Only 9 of 22 virus scanners block Java exploit
According to an analysis conducted by the AV-Comparatives test lab on behalf of The H's associates at heise Security, less than half of the 22 anti-virus programs tested protect users against the currently circulating Java exploit that targets a highly critical vulnerability in Java version 7 Update 6.
Two versions of the exploit were tested: the basic version that was largely based on the published proof of concept and started the notepad instead of the calculator, and, for the second variant, heise Security added a download routine that writes an EXE file to disk from the internet. The test system was Windows XP that, except in the case of Avast, Microsoft and Panda, had the full versions of the security suites installed. For Avast, Microsoft and Panda, the researchers used the free versions of the products.
Only 9 of the 22 tested products managed to block both variants of the exploit (Avast Free, AVG, Avira, ESET, G Data, Kaspersky, PC Tools, Sophos and Symantec). Twelve virus scanners were found to be unsuccessful (AhnLab, Bitdefender, BullGuard, eScan, F-Secure, Fortinet, GFI-Vipre, Ikarus, McAfee, Panda Cloud Antivirus, Trend Micro and Webroot). Microsoft's free Security Essentials component at least managed to block the basic version of the exploit.
It should be pointed out that these results are based on a snapshot taken on 30 August at 1pm and don't represent the overall quality of these anti-virus programs.

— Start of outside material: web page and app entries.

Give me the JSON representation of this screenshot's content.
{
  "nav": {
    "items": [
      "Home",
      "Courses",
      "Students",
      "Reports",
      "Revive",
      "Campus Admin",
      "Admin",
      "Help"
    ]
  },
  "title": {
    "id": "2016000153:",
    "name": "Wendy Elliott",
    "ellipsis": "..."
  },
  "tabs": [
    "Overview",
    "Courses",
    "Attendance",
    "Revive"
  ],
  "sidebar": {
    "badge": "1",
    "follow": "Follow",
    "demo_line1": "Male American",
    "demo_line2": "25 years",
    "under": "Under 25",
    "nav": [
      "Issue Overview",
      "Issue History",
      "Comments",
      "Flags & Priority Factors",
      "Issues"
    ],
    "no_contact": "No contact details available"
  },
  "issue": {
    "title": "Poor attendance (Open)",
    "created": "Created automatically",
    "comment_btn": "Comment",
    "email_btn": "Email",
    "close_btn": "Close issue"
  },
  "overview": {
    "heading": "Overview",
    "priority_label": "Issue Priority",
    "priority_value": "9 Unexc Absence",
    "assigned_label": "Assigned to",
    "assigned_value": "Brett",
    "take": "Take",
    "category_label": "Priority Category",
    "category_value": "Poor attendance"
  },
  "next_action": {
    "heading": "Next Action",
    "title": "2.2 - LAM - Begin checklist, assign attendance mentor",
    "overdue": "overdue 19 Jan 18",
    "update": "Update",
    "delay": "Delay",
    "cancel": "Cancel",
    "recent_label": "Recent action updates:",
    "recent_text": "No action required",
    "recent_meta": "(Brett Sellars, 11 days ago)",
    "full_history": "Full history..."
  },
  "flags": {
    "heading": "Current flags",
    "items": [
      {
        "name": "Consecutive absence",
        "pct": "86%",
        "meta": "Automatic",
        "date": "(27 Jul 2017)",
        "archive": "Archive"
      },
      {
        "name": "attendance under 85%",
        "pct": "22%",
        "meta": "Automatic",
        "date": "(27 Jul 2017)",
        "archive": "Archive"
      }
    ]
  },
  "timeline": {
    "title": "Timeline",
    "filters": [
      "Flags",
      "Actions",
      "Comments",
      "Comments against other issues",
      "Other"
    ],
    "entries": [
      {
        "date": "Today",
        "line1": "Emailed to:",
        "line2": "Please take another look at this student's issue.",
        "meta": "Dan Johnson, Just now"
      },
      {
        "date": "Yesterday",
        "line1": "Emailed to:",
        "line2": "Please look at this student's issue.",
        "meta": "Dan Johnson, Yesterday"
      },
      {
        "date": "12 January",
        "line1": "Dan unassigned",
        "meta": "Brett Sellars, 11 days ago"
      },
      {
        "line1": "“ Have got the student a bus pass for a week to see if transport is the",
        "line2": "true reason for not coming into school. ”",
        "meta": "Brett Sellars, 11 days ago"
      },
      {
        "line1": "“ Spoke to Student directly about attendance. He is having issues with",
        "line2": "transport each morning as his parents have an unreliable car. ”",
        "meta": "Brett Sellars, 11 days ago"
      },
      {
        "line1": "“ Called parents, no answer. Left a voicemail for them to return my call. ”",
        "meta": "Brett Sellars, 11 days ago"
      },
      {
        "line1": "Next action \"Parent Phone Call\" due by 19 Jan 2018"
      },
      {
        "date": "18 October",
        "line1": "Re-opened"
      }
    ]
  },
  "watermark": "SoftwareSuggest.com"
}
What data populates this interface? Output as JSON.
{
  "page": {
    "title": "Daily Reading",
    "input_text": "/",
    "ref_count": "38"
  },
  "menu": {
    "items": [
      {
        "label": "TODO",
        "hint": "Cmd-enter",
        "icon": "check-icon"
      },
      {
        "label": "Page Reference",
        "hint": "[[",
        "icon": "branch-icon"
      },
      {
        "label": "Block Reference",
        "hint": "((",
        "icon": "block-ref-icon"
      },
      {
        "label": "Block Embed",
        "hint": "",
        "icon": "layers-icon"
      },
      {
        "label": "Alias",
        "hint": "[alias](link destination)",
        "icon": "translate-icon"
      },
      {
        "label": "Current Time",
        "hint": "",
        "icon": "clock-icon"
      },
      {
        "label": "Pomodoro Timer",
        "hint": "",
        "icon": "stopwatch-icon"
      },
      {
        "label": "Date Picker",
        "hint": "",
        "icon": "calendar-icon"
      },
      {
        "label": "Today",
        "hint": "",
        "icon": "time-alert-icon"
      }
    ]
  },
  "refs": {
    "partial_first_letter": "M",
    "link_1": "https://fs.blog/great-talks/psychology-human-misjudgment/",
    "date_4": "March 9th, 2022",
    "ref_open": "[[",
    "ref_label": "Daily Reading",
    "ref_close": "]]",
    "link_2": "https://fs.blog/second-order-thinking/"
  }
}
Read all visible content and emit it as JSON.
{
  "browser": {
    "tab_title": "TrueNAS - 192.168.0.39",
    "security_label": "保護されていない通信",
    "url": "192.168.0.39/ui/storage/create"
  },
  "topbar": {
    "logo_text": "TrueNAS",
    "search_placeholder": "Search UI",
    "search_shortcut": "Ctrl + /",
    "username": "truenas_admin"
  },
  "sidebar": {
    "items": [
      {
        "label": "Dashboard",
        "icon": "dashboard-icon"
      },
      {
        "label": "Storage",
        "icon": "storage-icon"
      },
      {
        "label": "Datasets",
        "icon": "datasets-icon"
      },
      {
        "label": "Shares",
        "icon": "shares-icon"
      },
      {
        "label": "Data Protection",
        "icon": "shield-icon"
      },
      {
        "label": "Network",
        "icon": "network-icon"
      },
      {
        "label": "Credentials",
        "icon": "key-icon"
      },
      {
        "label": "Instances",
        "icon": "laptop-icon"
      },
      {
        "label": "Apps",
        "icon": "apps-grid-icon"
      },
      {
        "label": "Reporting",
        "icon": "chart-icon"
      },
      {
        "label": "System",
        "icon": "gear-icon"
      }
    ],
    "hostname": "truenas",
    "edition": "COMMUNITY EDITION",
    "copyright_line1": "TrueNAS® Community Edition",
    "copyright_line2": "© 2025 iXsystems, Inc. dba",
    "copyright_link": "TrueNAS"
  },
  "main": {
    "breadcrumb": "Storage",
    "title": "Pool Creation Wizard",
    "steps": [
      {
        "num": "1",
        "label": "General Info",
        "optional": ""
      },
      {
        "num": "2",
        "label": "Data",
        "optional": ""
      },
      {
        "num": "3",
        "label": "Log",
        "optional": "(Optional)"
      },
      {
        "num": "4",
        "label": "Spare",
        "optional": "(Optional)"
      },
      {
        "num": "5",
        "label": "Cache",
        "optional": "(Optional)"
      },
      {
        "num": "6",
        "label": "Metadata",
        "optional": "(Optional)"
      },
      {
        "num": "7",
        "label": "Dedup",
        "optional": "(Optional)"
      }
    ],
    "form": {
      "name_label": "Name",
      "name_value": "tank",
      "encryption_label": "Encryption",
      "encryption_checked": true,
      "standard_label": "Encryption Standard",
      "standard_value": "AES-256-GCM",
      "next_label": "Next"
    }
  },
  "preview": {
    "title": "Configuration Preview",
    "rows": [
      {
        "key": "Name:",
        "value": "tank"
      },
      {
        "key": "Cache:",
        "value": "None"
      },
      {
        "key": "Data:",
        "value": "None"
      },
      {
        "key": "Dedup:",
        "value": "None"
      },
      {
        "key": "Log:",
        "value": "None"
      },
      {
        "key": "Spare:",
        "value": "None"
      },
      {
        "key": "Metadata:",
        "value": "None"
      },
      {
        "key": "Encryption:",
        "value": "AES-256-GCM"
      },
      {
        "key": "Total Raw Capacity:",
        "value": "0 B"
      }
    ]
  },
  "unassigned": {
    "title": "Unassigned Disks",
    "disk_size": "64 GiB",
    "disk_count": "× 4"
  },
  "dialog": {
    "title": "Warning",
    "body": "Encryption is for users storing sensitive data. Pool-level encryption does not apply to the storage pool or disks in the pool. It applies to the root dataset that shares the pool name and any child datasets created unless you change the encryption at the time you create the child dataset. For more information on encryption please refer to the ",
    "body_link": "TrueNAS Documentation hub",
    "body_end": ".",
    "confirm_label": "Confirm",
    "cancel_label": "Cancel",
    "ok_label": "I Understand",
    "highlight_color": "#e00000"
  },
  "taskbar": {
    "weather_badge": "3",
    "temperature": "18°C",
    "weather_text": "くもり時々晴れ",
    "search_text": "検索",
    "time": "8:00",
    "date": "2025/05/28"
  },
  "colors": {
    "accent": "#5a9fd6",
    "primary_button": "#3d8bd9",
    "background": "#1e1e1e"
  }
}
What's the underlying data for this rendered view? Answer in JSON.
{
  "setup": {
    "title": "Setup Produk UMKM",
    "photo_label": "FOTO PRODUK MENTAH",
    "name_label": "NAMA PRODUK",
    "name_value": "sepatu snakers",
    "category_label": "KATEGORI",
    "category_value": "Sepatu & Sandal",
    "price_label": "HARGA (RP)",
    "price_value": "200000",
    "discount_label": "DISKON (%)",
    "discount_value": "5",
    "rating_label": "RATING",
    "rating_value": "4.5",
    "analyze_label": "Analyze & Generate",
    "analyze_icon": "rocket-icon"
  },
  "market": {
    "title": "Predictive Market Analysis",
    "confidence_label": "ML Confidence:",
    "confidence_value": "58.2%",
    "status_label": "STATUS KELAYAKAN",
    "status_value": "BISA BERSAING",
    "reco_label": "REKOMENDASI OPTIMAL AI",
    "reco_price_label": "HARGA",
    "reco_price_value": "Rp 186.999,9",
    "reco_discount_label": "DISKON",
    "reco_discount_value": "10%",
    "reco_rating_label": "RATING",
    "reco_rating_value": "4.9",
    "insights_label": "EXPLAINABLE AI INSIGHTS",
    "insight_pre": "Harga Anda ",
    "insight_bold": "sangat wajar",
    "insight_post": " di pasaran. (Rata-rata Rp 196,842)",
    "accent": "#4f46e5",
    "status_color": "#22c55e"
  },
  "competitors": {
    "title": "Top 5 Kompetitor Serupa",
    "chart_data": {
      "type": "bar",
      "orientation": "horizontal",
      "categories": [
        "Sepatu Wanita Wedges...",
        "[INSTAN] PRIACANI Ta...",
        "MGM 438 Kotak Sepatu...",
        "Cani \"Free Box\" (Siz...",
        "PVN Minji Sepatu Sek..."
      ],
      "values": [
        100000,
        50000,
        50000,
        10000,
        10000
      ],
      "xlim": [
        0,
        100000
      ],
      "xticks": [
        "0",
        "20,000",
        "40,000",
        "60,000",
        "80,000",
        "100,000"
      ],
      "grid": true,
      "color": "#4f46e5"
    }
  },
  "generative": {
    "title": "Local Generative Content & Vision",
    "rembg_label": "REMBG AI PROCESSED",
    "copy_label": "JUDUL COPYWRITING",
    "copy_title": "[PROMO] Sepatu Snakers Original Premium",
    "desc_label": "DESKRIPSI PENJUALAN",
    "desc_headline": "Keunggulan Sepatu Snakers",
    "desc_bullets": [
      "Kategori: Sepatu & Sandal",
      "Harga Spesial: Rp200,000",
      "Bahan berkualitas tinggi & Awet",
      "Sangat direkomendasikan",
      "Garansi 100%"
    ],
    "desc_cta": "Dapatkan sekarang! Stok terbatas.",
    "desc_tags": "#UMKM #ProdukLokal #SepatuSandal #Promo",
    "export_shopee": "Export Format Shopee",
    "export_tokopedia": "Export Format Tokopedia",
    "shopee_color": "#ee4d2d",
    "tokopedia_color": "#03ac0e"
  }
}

The tested version of Java was current at the time, and the exploit code had been in circulation for several days.
These findings demonstrate that it is unwise to base the protection of a system on a virus scanner alone. To prevent installed applications and plugins from becoming malware hideouts, these must also be kept up to date. Oracle appears to have now closed the critical Java hole with the release of Java version 7 Update 7 on Thursday evening. Those who have Java installed on their systems should update to the new version as soon as possible.
The exploit is bound to be a highly popular item in the armouries of cyber crooks for years to come because it is platform-independent and highly reliable. Just how reliable it is becomes clear when examining the statistics of an installation of the BlackHole exploit toolkit: after the integration of the exploit, the Java exploits achieved a success rate of between 75 and 99 per cent. Overall, BlackHole managed to infect every fourth computer – the usual success rate is one in ten.